As a staunch Indian nationalist and supporter of the Swadeshi movement, Sarojini Naidu believed that Indians should boycott British goods as part of their struggle for independence. Instead, they should buy Indian-made goods. This way, they would help impoverished domestic producers and manufacturers while helping to damage the British colonial economy.
Though “In the Bazaars of Hyderabad” doesn't contain any explicit political messages, it does nonetheless admit of a political interpretation. In her detailed presentation of all the various goods on sale in the street markets of the Indian city, Naidu shows us that just about everything an Indian could want is readily available to buy.
The products on offer, from the turbans of crimson and silver to the saffron, lentil, and rice, are either homegrown or homemade. They are Indian goods that people can happily buy without worrying about propping up the colonial economy.

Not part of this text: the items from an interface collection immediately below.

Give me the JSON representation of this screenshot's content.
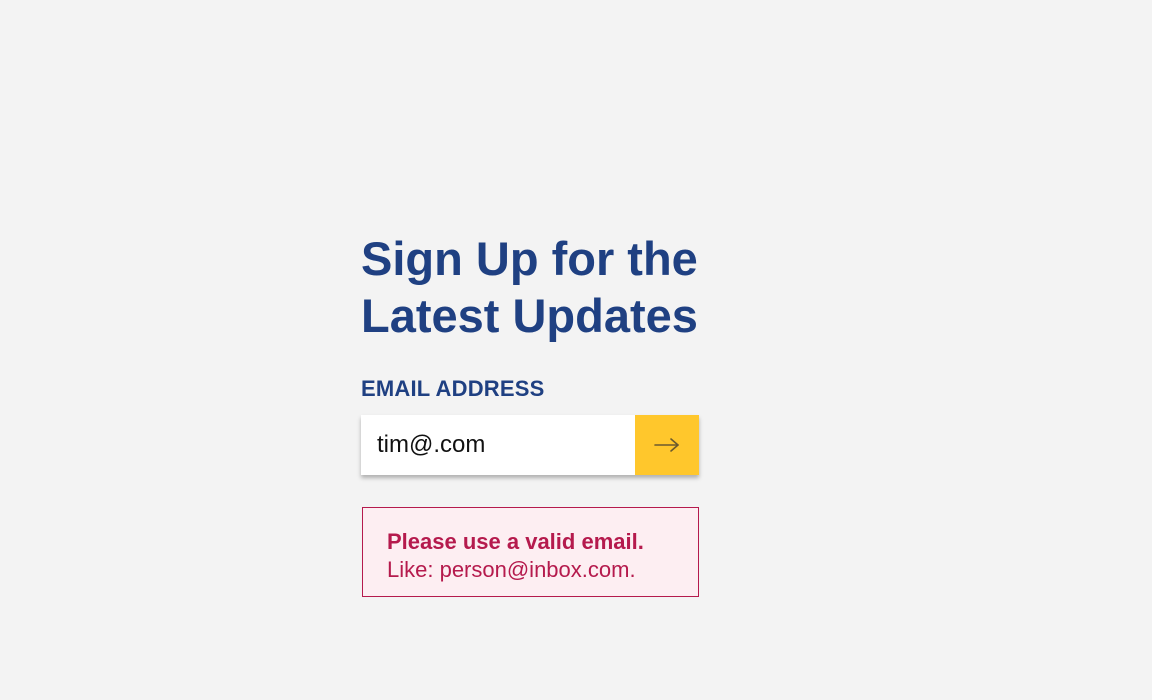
{
  "signup": {
    "title_line1": "Sign Up for the",
    "title_line2": "Latest Updates",
    "email_label": "EMAIL ADDRESS",
    "email_value": "tim@.com",
    "submit_icon": "arrow-right-icon"
  },
  "error": {
    "title": "Please use a valid email.",
    "hint": "Like: person@inbox.com."
  },
  "colors": {
    "background": "#f3f3f3",
    "heading": "#1f4082",
    "accent": "#ffc72c",
    "error_text": "#b51a4d",
    "error_background": "#fdeef2"
  }
}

It's notable that Naidu, in presenting to us what's on sale in the bazaars, gives us a list of products and wares that are native to India. As well as the turbans we mentioned earlier, we have traditional Indian musical instruments such as the cithar and the sarangi. Here Naidu is reinforcing the overriding message that India has the ability to be self-sufficient in all that she needs, economically, culturally, and politically.